E-learning is going to become a major development tool in most organisations over the next two years, according to a survey by the Industrial Society.
The survey shows that 29 per cent of respondent organisations offer e-learning and nearly half of those which do not, intend to do so in the next two years.
But the survey also highlights a divide within companies over who uses e-learning facilities. Technical staff and management ñ senior and junior ñ use e-learning resources the most.
Karen Price, chief executive of e-skills National Training Organisation, said, "We are very aware of the digital divide and we are trying to encourage employers to set up learning hubs within the companies."
Only 18 per cent of organisations which offer e-learning make it available to all staff, with 6 per cent incorporating some form of e-learning in their induction programmes.
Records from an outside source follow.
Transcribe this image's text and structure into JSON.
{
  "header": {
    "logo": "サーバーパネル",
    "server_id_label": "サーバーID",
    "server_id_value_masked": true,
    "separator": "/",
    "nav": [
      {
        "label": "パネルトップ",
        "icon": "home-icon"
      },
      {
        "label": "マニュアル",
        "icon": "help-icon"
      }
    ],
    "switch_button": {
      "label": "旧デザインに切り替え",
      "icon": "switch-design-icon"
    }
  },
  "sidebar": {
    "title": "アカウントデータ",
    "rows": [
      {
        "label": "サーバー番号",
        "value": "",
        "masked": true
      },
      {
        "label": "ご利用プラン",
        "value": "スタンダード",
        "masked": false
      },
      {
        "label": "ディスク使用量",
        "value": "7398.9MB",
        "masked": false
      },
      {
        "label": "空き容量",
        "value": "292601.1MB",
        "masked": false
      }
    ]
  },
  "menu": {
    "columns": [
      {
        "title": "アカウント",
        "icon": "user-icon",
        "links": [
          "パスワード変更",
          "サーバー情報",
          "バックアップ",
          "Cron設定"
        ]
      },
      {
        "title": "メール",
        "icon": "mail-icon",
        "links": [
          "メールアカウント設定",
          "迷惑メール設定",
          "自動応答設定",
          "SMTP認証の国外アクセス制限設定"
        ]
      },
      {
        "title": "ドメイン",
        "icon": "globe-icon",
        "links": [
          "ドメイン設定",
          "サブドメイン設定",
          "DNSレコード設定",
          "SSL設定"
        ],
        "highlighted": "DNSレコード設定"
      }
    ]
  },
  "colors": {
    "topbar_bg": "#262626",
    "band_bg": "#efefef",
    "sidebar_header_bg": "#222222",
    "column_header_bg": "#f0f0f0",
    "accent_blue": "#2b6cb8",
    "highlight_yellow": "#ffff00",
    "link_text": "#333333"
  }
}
It is more commonly used in the development of administrative skills and manual skills than to enhance behavioural or leadership skills.
Price said, "These figures reveal that the message of the benefits of e-learning isn't getting across to employers. They must consider the potential of e-learning in terms of reduced costs."
The key benefits of e-learning include its minimal disruption to working life and that individuals learn in their own time.